"The biggest challenge in trying to compare pay among Hill aides is the inconsistency of titles. The only way to know if a staff assistant in one congressional office performs the same tasks as a staff assistant in another is to ask them—not exactly efficient, given the 20,000-plus Hill employees," National Journal's Catherine Hollander conceded.
But because National Journal didn't examine staffer pay on an office-by-office basis, Senate Democrats came out in a more positive light than the Free Beacon piece. The resulting difference in the data generate helped National Journal portray Republicans as misers when it came to paying their female staffers
Snarked National Journal's Matt Berman (emphasis mine):
What does $10,000 mean to you? Well, if you made something around the median in the U.S. last year, it could mean more than a fifth of your household income.
But what's $10,000 to you if you're a female Republican congressional staffer? It's about how much less you'd make than the men in your office, according to salary data from LegiStorm.
"As Catherine Hollander notes as part of this week's National Journal magazine cover story, these numbers aren't a perfect science. Additionally, the salary divergence can be largely explained by the gender disparity in high-level congressional jobs--especially among Republicans," Berman noted, adding that, "Women working in Congress tend to have lower-ranking jobs and thus lower salaries. But the salary contrasts are striking when matched to congressional salary data on the whole."
Of course, Stiles made exactly the same point months earlier in his Free Beacon piece:
One possible explanation for the pay disparity is the noticeable preference among Senate Democrats’ for male chiefs of staff, who typically draw the highest congressional salaries. Of the 46 Democratic Senators listing a chief of staff on their payroll in 2011, 13 were women.
At any rate, while Stiles's item was ignored by Politico, Elizabeth Titus blogged the item for Politico's On Congress blog on July 12 (emphasis mine)
The House GOP's female staffers make 84 cents for every dollar their male counterparts earn, according to a new National Journal survey of LegiStorm salary data.
Republicans in the lower chamber aren't alone in maintaining a discrepancy in average pay between the women and men in their offices, the survey shows. In both parties and chambers, female staffers earn less than men on average — the gap is as wide as 86 cents to the dollar for female staffers for Senate Republicans, and as narrow as 97 cents to the dollar for women staffing House Democratic offices.
Those gaps translate to a difference of about $10,000 in average annual pay for female House GOP staffers and a difference of about $1,400 for female House Democratic staffers, the survey finds.
Gender pay gaps came under congressional scrutiny not long ago in the form of the Paycheck Fairness Act, which died in the Senate last month.
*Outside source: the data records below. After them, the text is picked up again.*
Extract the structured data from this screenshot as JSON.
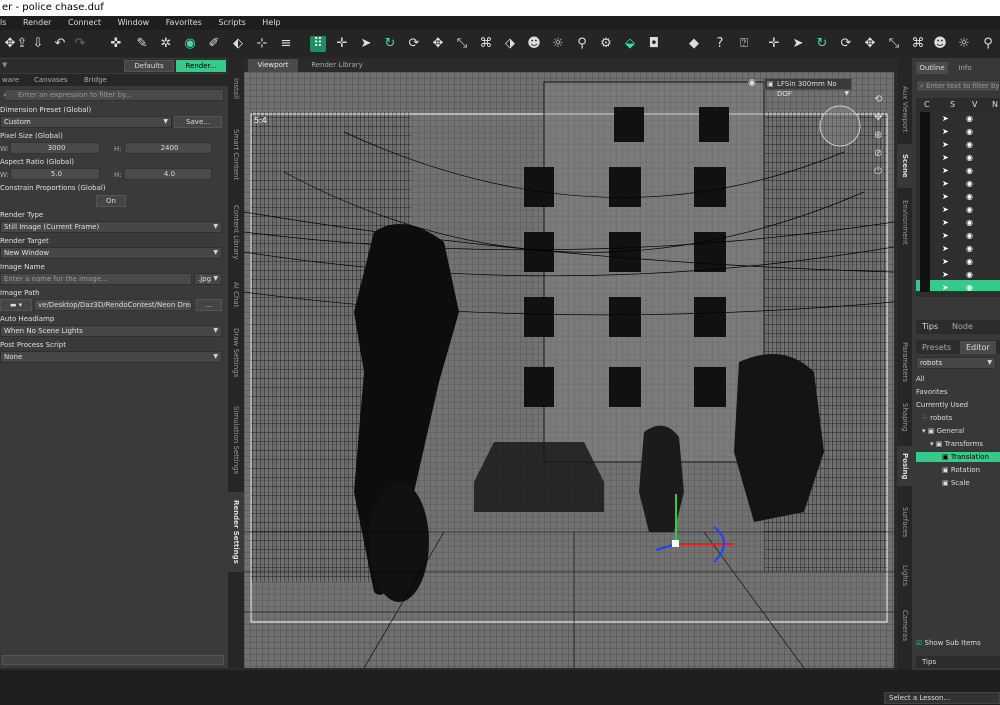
{
  "window_title": "er - police chase.duf",
  "menu": [
    "ls",
    "Render",
    "Connect",
    "Window",
    "Favorites",
    "Scripts",
    "Help"
  ],
  "left_panel": {
    "top_buttons": {
      "defaults": "Defaults",
      "render": "Render..."
    },
    "tabs": [
      "ware",
      "Canvases",
      "Bridge"
    ],
    "filter_placeholder": "Enter an expression to filter by...",
    "dimension_preset_label": "Dimension Preset (Global)",
    "dimension_preset_value": "Custom",
    "save_label": "Save...",
    "pixel_size_label": "Pixel Size (Global)",
    "w_label": "W:",
    "h_label": "H:",
    "width": "3000",
    "height": "2400",
    "aspect_label": "Aspect Ratio (Global)",
    "aspect_w": "5.0",
    "aspect_h": "4.0",
    "constrain_label": "Constrain Proportions (Global)",
    "constrain_value": "On",
    "render_type_label": "Render Type",
    "render_type_value": "Still Image (Current Frame)",
    "render_target_label": "Render Target",
    "render_target_value": "New Window",
    "image_name_label": "Image Name",
    "image_name_placeholder": "Enter a name for the image...",
    "image_ext": ".jpg",
    "image_path_label": "Image Path",
    "image_path_value": "ve/Desktop/Daz3D/RendoContest/Neon Dreams",
    "path_more": "...",
    "auto_headlamp_label": "Auto Headlamp",
    "auto_headlamp_value": "When No Scene Lights",
    "post_script_label": "Post Process Script",
    "post_script_value": "None"
  },
  "side_tabs_left": [
    "Install",
    "Smart Content",
    "Content Library",
    "AI Chat",
    "Draw Settings",
    "Simulation Settings",
    "Render Settings"
  ],
  "viewport": {
    "tabs": [
      "Viewport",
      "Render Library"
    ],
    "camera": "LFSin 300mm No DOF",
    "ratio_label": "5:4"
  },
  "right_side_tabs": [
    "Aux Viewport",
    "Scene",
    "Environment",
    "Parameters",
    "Shaping",
    "Posing",
    "Surfaces",
    "Lights",
    "Cameras"
  ],
  "right_panel": {
    "top_tabs": [
      "Outline",
      "Info"
    ],
    "filter_placeholder": "Enter text to filter by",
    "columns": [
      "C",
      "S",
      "V",
      "N"
    ],
    "tips_tabs": [
      "Tips",
      "Node"
    ],
    "editor_tabs": [
      "Presets",
      "Editor"
    ],
    "node_select": "robots",
    "filter_items": [
      "All",
      "Favorites",
      "Currently Used"
    ],
    "tree": [
      "robots",
      "General",
      "Transforms",
      "Translation",
      "Rotation",
      "Scale"
    ],
    "show_sub_items": "Show Sub Items",
    "bottom_tip": "Tips"
  },
  "status": {
    "lesson": "Select a Lesson..."
  }
}
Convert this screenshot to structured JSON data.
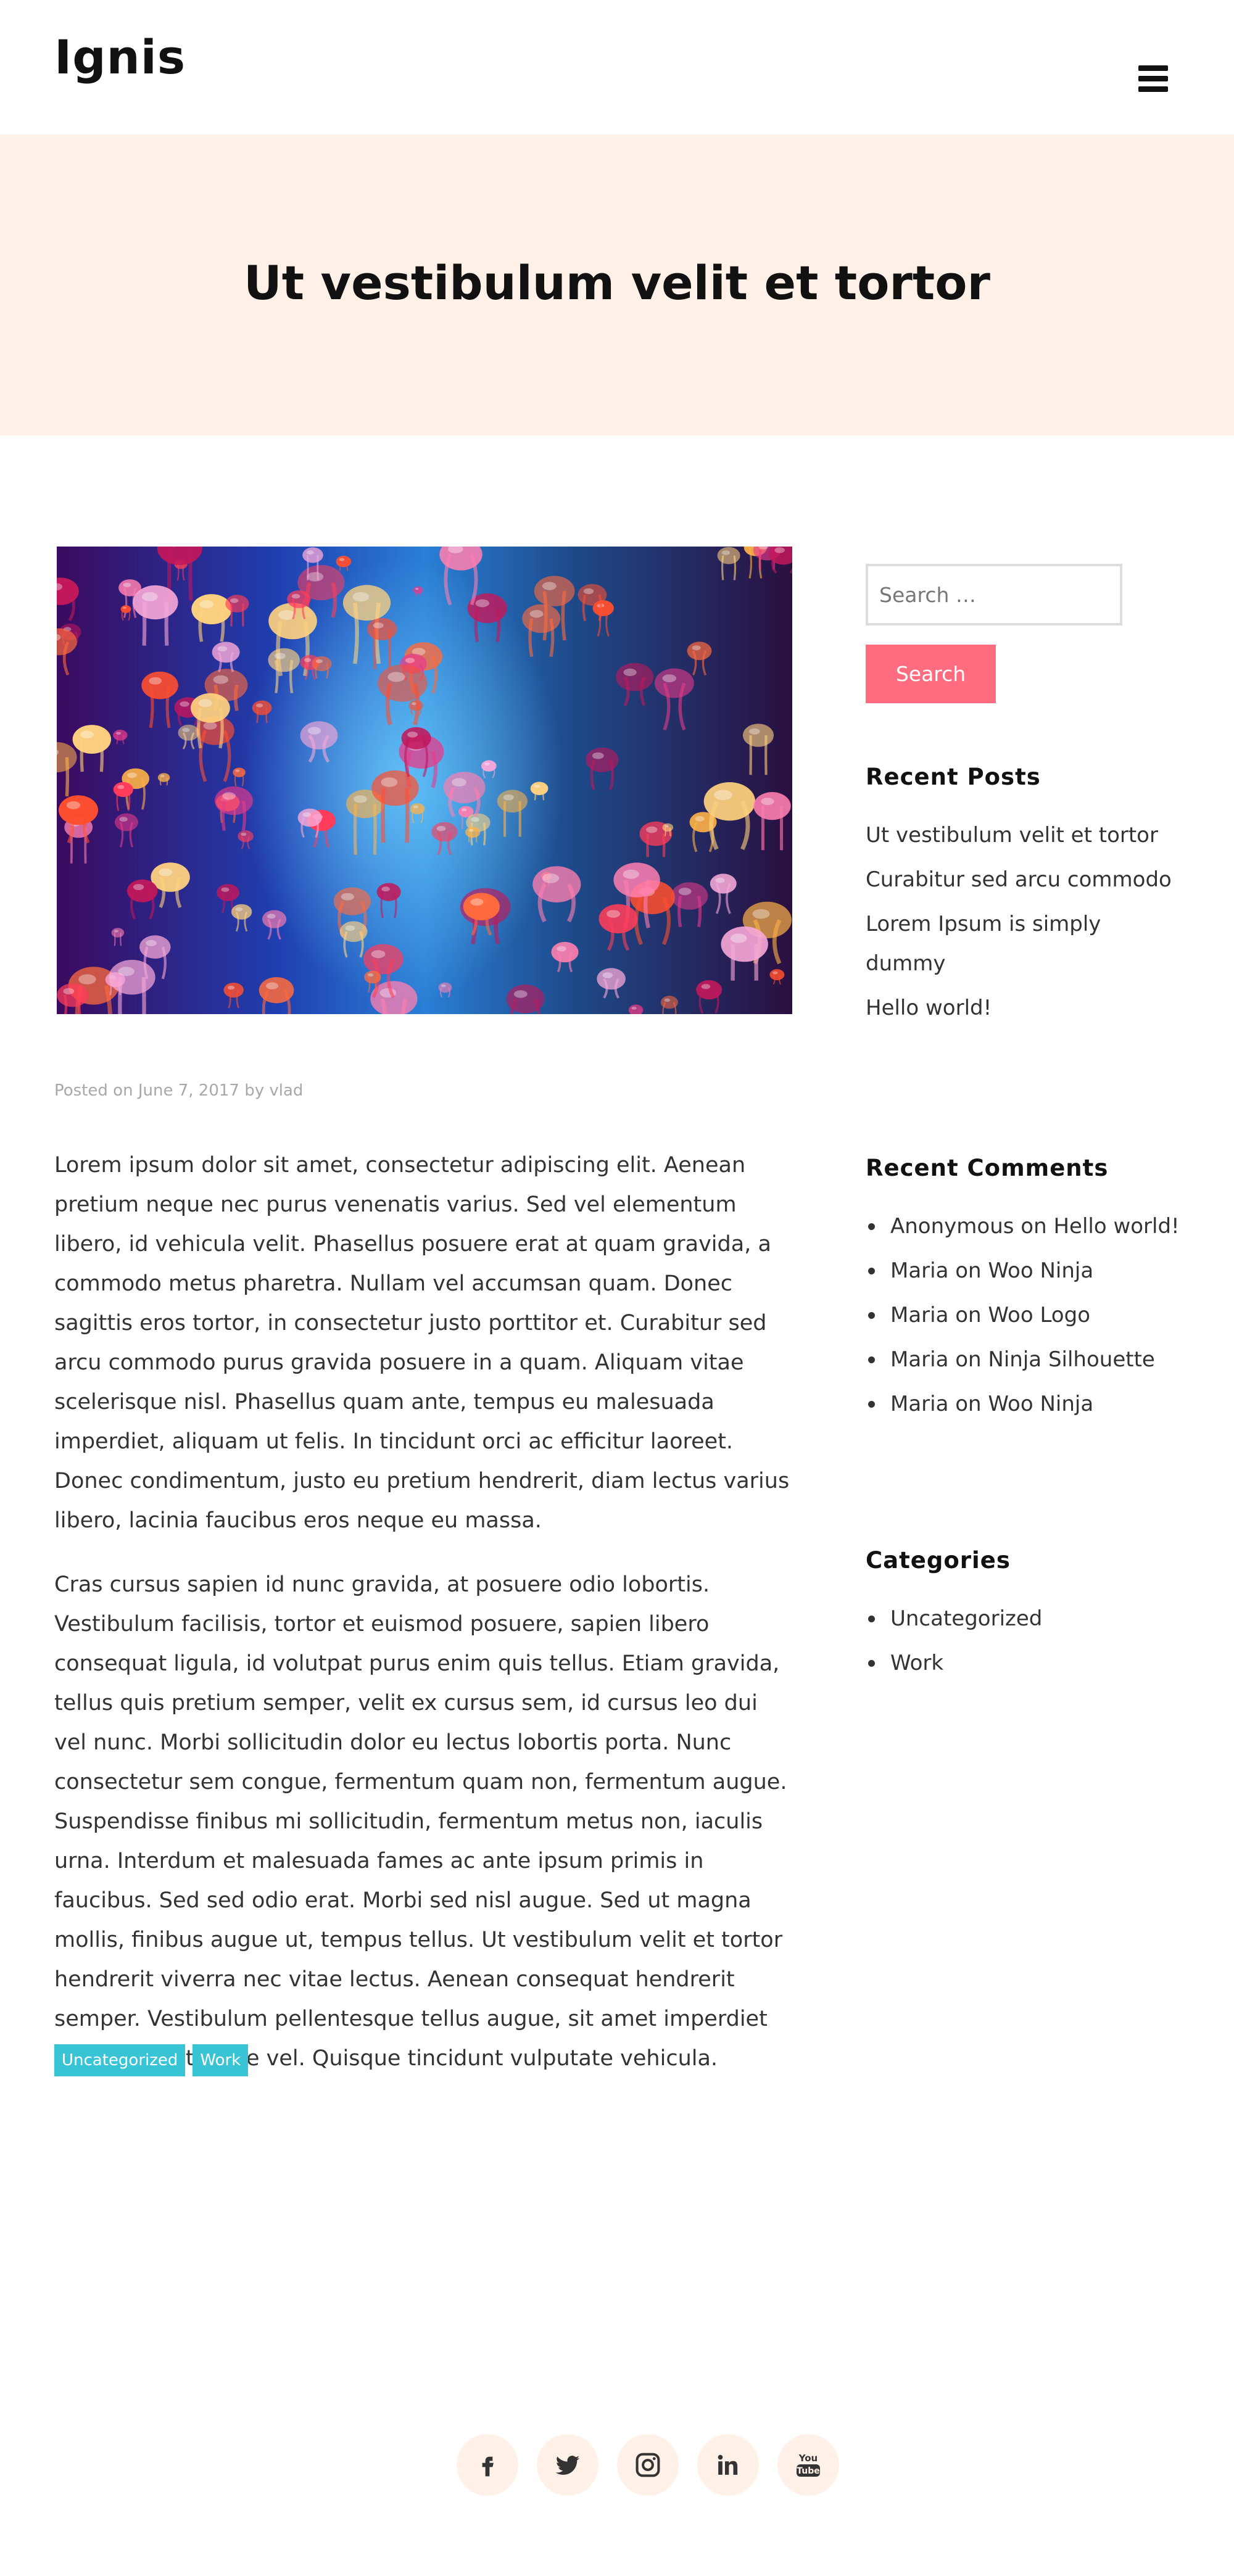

Democrats pushing the bill frequently cited the fact that, according to the U.S. Census Bureau, women make 77 cents for every dollar a man earns. Republicans "warn[ed] of potential adverse effects on businesses" they feared could result from the act.
The survey notes there is a "gender disparity in high-level congressional jobs" that can partly explain the pay gaps. For example, it breaks down the gender ratio of congressional chiefs of staff, finding men outnumber women in each chamber and party in that role. It also finds larger numbers of men in presumably higher-paying leadership offices, "especially among Republicans."